What this task involves:
Answer with a single number stating how many lines of the entries below include the string "value".

Records contained in a dataset:
----------------------------------------
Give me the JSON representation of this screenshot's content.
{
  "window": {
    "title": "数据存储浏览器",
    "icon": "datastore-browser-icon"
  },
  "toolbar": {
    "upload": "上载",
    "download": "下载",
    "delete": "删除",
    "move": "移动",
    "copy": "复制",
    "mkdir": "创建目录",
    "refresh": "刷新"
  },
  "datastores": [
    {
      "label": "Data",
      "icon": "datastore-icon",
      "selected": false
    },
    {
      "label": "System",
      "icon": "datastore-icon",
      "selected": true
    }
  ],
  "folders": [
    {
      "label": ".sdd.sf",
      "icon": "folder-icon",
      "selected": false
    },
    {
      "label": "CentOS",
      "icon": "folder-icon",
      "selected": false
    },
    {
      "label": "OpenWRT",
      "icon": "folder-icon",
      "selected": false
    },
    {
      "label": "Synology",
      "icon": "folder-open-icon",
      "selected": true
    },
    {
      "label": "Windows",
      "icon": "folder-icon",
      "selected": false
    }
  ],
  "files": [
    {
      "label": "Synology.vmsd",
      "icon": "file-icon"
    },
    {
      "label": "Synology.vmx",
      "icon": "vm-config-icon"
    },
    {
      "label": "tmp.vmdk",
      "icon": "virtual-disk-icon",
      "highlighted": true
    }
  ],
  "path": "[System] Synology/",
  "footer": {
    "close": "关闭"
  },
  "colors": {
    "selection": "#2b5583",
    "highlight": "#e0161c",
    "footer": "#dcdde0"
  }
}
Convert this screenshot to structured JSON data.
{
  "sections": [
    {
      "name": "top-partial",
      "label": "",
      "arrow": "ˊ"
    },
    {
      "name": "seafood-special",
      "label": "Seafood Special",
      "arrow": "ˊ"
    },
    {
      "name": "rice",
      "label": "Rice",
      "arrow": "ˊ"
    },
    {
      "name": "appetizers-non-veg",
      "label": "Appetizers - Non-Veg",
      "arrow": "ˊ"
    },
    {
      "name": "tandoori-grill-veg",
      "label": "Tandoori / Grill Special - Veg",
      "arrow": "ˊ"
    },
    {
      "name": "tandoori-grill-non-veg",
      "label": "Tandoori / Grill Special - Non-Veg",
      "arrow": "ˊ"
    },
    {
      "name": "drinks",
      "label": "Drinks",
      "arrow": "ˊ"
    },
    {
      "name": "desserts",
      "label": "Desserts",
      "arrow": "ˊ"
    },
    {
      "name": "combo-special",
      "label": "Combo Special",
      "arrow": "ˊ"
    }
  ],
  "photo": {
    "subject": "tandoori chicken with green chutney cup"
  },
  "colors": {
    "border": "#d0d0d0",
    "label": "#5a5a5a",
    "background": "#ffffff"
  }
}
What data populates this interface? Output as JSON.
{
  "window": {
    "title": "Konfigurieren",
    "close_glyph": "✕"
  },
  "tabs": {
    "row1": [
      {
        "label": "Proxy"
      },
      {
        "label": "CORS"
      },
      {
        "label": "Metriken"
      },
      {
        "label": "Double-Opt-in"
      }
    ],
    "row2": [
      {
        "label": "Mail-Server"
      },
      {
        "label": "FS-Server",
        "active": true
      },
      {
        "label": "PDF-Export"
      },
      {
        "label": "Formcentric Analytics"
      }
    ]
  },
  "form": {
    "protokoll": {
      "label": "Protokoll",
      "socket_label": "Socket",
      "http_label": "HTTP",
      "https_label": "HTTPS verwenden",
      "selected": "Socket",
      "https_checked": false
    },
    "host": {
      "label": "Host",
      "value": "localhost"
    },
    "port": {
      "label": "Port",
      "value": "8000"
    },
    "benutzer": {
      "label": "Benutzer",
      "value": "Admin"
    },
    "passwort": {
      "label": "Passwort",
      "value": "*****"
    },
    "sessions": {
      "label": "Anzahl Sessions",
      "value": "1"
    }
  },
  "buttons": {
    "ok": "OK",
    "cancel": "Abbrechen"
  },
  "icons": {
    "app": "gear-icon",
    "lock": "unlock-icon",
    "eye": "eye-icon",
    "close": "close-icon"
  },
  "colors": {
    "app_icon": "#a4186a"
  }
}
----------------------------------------
Solution to this problem:
5